§ STUDY MATERIAL:
+++
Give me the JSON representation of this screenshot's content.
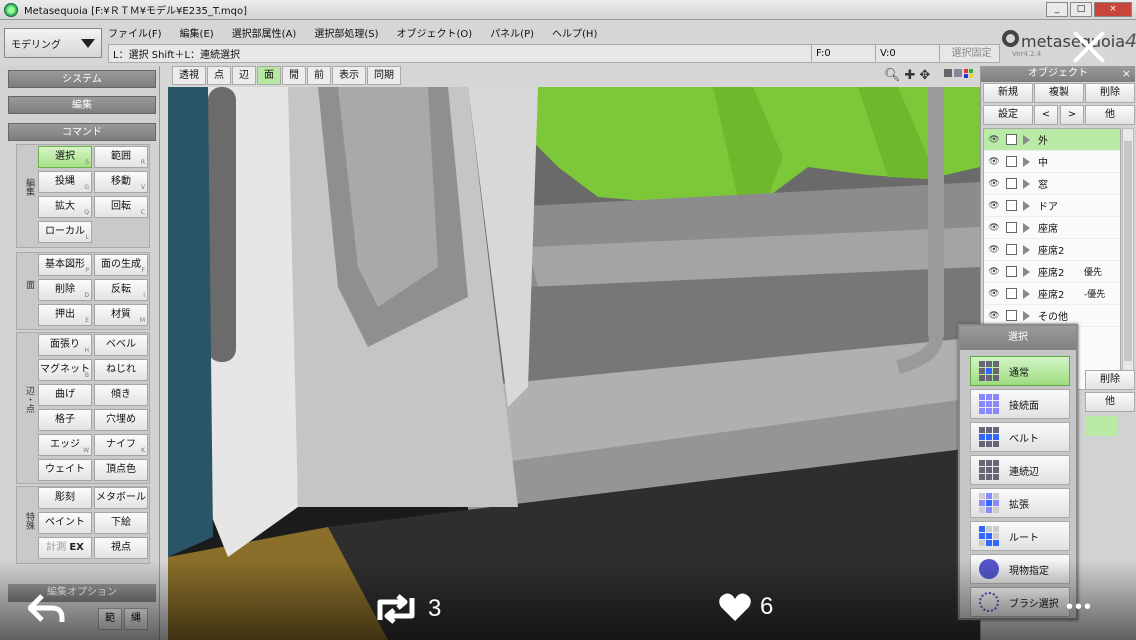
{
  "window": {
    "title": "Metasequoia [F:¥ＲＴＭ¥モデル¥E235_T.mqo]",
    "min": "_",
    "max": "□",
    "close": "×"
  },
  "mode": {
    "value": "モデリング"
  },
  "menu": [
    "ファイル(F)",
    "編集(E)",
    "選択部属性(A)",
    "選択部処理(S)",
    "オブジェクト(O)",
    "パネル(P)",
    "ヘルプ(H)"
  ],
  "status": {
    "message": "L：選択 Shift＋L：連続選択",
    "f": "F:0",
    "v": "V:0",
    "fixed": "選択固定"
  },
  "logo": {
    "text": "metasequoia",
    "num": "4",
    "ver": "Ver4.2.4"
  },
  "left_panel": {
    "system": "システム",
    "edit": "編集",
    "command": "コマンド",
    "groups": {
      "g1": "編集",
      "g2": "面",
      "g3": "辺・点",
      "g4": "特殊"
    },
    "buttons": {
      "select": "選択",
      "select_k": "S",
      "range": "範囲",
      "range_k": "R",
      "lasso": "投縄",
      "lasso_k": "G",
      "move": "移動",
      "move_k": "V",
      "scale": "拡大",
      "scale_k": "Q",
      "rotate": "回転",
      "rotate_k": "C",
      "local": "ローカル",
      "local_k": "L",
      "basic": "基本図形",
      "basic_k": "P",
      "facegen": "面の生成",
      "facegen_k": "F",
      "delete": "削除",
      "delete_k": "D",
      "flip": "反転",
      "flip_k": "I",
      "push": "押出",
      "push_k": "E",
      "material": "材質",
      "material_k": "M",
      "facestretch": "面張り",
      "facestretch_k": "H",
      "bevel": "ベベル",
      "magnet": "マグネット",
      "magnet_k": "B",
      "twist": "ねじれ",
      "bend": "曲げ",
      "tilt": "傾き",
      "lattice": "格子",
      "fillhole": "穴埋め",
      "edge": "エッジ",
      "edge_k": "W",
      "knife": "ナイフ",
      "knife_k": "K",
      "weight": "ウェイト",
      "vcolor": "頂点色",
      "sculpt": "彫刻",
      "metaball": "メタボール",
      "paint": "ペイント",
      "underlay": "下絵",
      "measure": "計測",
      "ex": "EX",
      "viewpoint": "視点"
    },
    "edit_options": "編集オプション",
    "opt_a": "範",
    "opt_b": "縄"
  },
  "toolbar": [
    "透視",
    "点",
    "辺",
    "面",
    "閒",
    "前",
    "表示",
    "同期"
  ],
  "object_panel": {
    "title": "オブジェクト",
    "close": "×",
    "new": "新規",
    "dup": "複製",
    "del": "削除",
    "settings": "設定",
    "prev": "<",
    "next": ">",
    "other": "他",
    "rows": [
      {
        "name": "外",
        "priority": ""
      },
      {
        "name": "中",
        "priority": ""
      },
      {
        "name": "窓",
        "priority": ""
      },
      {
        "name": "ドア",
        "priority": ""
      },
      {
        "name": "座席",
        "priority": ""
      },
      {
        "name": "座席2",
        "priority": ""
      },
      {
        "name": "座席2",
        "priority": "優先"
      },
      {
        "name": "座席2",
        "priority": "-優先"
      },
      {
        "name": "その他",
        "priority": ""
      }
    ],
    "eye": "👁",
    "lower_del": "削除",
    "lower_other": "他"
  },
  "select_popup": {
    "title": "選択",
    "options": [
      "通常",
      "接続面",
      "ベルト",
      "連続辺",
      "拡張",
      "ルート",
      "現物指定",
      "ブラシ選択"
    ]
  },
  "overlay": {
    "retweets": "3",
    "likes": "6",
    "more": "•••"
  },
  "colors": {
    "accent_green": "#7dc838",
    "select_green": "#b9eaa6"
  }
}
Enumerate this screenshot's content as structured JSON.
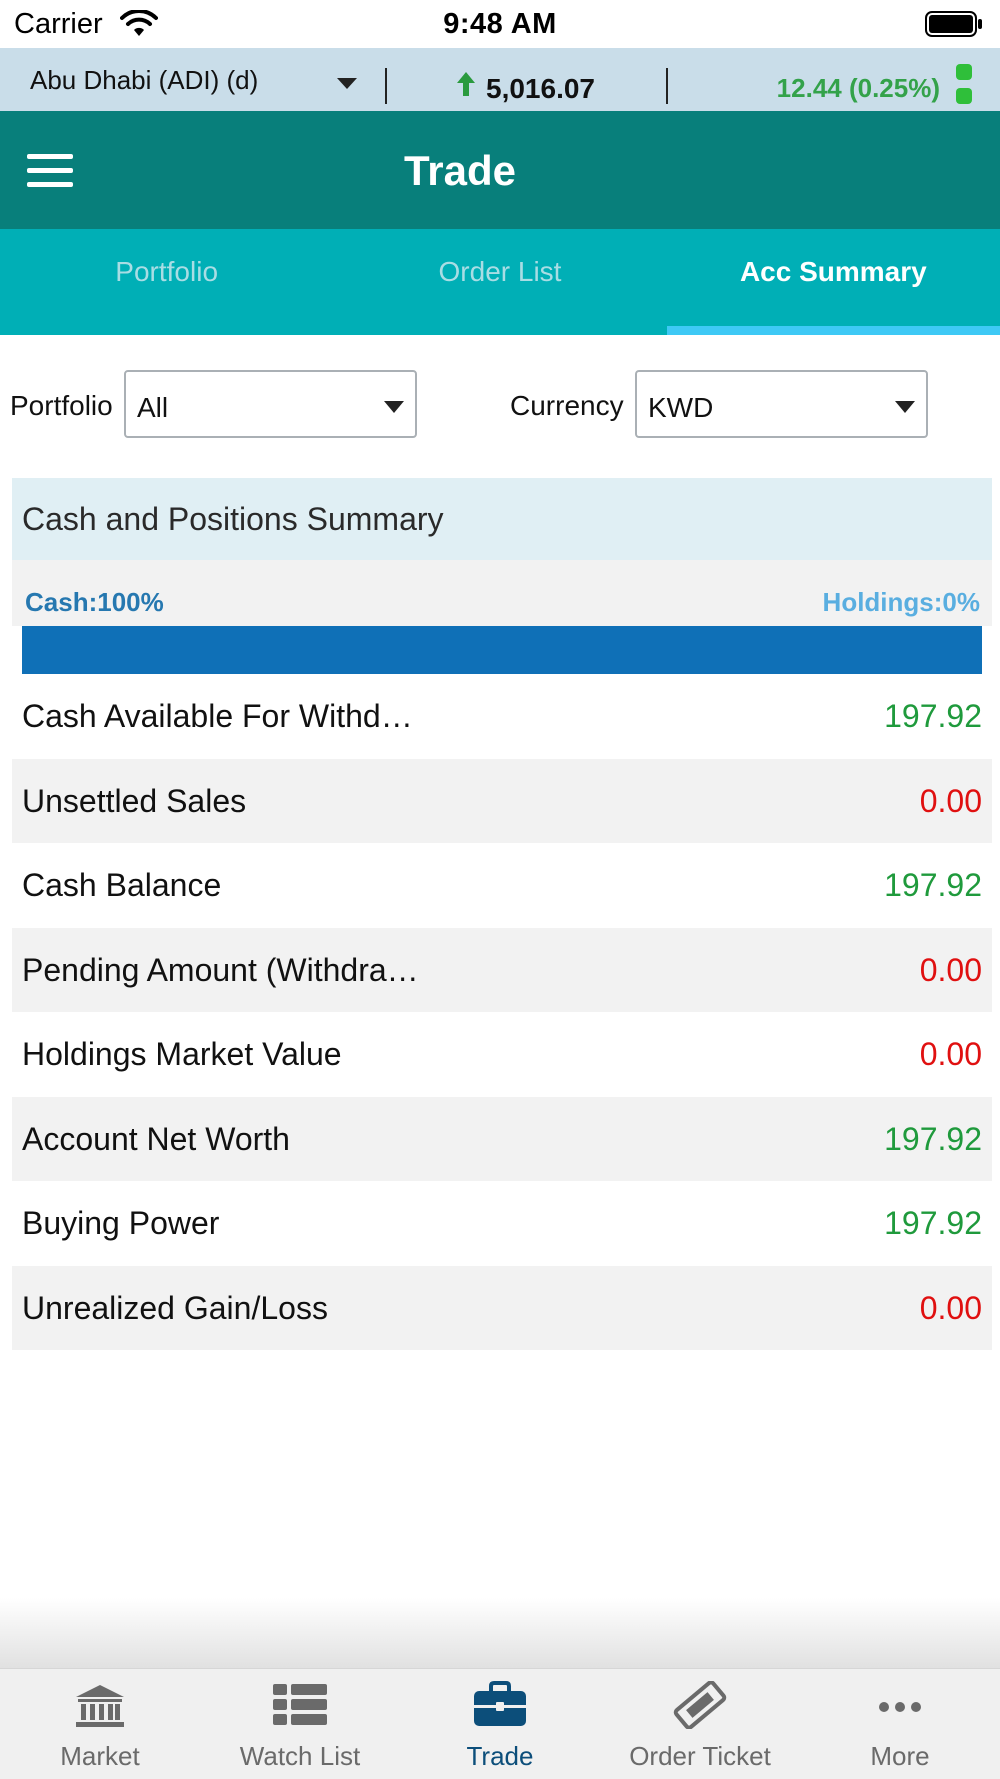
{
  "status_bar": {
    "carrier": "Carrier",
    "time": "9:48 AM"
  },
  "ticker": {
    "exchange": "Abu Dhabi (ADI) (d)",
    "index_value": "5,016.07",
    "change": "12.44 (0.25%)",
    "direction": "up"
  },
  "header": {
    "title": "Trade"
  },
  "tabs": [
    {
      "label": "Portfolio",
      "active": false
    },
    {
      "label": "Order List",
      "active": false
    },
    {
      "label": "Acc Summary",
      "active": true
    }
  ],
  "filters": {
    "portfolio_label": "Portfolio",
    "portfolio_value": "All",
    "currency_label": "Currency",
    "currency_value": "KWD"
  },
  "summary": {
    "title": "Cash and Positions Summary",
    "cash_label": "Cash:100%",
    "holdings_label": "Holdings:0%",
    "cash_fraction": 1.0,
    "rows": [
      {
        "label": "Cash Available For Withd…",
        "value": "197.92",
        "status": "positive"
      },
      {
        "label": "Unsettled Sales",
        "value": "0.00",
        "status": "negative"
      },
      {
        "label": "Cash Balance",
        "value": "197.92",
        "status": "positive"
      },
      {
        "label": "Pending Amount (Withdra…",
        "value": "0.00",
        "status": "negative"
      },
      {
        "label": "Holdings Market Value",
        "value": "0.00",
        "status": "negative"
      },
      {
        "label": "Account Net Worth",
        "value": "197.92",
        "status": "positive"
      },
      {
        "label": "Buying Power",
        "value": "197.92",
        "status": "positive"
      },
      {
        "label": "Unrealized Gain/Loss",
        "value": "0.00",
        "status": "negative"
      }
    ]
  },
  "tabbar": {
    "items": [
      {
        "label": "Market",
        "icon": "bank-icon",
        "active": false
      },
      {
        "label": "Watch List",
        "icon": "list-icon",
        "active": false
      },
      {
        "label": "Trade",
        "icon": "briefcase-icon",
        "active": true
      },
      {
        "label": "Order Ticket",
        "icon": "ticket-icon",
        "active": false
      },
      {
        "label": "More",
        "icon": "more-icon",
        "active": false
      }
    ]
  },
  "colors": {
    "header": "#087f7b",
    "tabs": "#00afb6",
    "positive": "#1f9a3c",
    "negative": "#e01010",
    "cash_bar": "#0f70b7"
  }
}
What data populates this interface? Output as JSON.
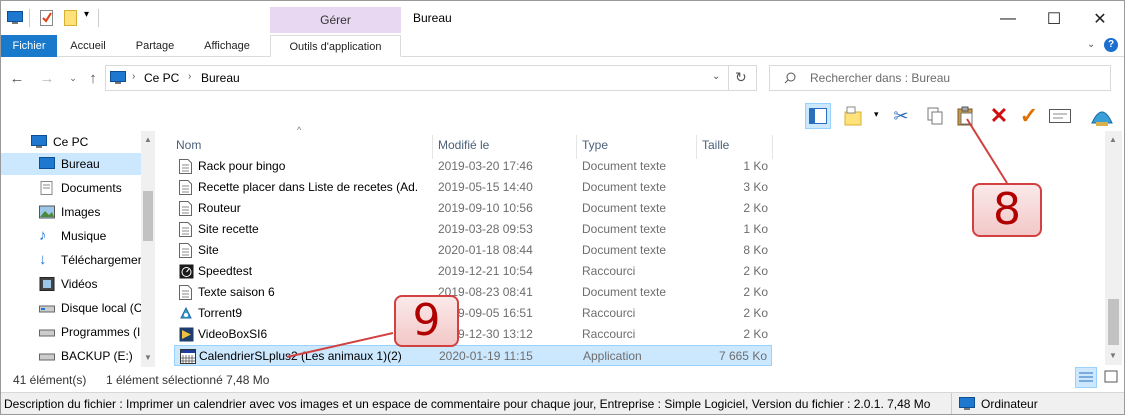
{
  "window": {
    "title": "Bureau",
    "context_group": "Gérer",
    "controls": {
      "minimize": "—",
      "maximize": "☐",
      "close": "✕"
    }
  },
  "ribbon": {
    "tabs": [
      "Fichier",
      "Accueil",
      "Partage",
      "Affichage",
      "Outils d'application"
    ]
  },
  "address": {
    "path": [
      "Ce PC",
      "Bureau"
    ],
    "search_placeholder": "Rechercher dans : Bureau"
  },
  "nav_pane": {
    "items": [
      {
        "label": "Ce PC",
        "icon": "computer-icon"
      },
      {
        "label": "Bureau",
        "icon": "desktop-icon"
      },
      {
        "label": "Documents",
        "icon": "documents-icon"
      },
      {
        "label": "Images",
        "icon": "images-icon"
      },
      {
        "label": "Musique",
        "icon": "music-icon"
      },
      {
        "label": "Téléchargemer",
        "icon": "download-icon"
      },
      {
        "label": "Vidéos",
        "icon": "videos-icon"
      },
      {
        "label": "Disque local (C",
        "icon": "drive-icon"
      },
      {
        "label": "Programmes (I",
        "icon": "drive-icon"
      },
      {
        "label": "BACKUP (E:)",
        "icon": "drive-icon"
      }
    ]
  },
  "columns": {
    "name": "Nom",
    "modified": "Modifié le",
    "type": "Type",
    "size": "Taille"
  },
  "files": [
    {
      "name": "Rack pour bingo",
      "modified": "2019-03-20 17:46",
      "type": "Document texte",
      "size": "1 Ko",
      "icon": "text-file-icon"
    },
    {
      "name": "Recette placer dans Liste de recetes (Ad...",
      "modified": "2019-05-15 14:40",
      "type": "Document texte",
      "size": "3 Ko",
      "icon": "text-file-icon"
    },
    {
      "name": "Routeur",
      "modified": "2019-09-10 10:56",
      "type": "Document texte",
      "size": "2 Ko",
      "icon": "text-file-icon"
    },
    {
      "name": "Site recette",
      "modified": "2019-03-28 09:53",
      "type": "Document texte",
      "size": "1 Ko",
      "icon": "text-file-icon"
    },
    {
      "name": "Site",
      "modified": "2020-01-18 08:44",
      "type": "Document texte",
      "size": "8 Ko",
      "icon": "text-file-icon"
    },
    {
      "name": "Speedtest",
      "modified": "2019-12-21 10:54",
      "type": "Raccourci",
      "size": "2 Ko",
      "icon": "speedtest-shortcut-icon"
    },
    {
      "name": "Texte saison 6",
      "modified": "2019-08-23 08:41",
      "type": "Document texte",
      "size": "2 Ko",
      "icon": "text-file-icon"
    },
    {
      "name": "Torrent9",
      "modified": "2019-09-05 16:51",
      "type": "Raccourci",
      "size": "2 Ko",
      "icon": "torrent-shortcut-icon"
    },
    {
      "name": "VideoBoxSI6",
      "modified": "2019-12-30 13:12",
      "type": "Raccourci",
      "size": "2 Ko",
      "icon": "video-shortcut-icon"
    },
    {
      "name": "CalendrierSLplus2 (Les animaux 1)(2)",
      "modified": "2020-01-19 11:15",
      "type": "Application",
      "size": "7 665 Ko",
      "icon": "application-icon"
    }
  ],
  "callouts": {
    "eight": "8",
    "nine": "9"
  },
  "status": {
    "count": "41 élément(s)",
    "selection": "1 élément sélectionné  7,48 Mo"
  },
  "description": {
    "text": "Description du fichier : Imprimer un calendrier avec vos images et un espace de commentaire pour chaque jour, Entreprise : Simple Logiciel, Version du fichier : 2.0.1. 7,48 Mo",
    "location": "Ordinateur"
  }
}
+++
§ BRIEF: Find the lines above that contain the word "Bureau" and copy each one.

§ SOLUTION TO THIS TASK:
    "title": "Bureau",
      "Bureau"
    "search_placeholder": "Rechercher dans : Bureau"
        "label": "Bureau",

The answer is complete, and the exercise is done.